- [DATA SUPPLIED]:
--- START ---

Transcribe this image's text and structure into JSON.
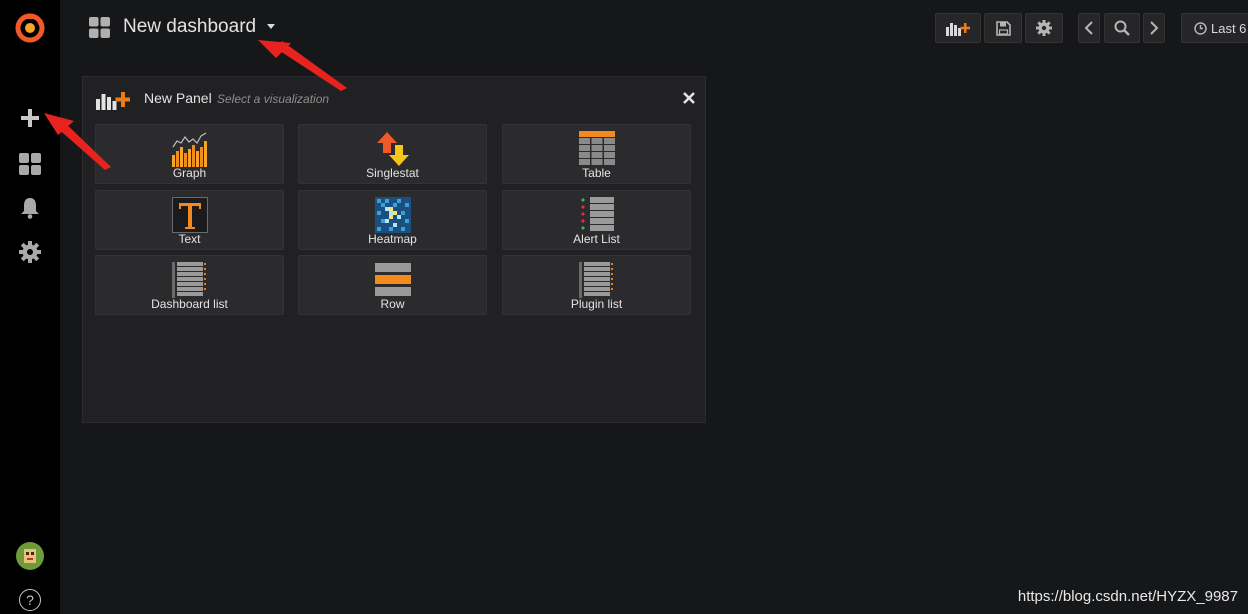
{
  "sidebar": {
    "logo": "grafana-logo",
    "items": [
      {
        "name": "plus-icon"
      },
      {
        "name": "dashboards-icon"
      },
      {
        "name": "bell-icon"
      },
      {
        "name": "gear-icon"
      }
    ],
    "help": "?"
  },
  "header": {
    "title": "New dashboard",
    "time_picker_label": "Last 6"
  },
  "panel": {
    "title": "New Panel",
    "subtitle": "Select a visualization",
    "visualizations": [
      {
        "label": "Graph",
        "icon": "graph-icon"
      },
      {
        "label": "Singlestat",
        "icon": "singlestat-icon"
      },
      {
        "label": "Table",
        "icon": "table-icon"
      },
      {
        "label": "Text",
        "icon": "text-icon"
      },
      {
        "label": "Heatmap",
        "icon": "heatmap-icon"
      },
      {
        "label": "Alert List",
        "icon": "alert-list-icon"
      },
      {
        "label": "Dashboard list",
        "icon": "dashboard-list-icon"
      },
      {
        "label": "Row",
        "icon": "row-icon"
      },
      {
        "label": "Plugin list",
        "icon": "plugin-list-icon"
      }
    ]
  },
  "watermark": "https://blog.csdn.net/HYZX_9987",
  "colors": {
    "accent": "#eb7b18",
    "background": "#161719",
    "sidebar": "#000000"
  }
}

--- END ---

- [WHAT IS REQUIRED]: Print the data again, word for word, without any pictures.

- [EXERCISE RESULT]:
Transcribe this image's text and structure into JSON.
{
  "sidebar": {
    "logo": "grafana-logo",
    "items": [
      {
        "name": "plus-icon"
      },
      {
        "name": "dashboards-icon"
      },
      {
        "name": "bell-icon"
      },
      {
        "name": "gear-icon"
      }
    ],
    "help": "?"
  },
  "header": {
    "title": "New dashboard",
    "time_picker_label": "Last 6"
  },
  "panel": {
    "title": "New Panel",
    "subtitle": "Select a visualization",
    "visualizations": [
      {
        "label": "Graph",
        "icon": "graph-icon"
      },
      {
        "label": "Singlestat",
        "icon": "singlestat-icon"
      },
      {
        "label": "Table",
        "icon": "table-icon"
      },
      {
        "label": "Text",
        "icon": "text-icon"
      },
      {
        "label": "Heatmap",
        "icon": "heatmap-icon"
      },
      {
        "label": "Alert List",
        "icon": "alert-list-icon"
      },
      {
        "label": "Dashboard list",
        "icon": "dashboard-list-icon"
      },
      {
        "label": "Row",
        "icon": "row-icon"
      },
      {
        "label": "Plugin list",
        "icon": "plugin-list-icon"
      }
    ]
  },
  "watermark": "https://blog.csdn.net/HYZX_9987",
  "colors": {
    "accent": "#eb7b18",
    "background": "#161719",
    "sidebar": "#000000"
  }
}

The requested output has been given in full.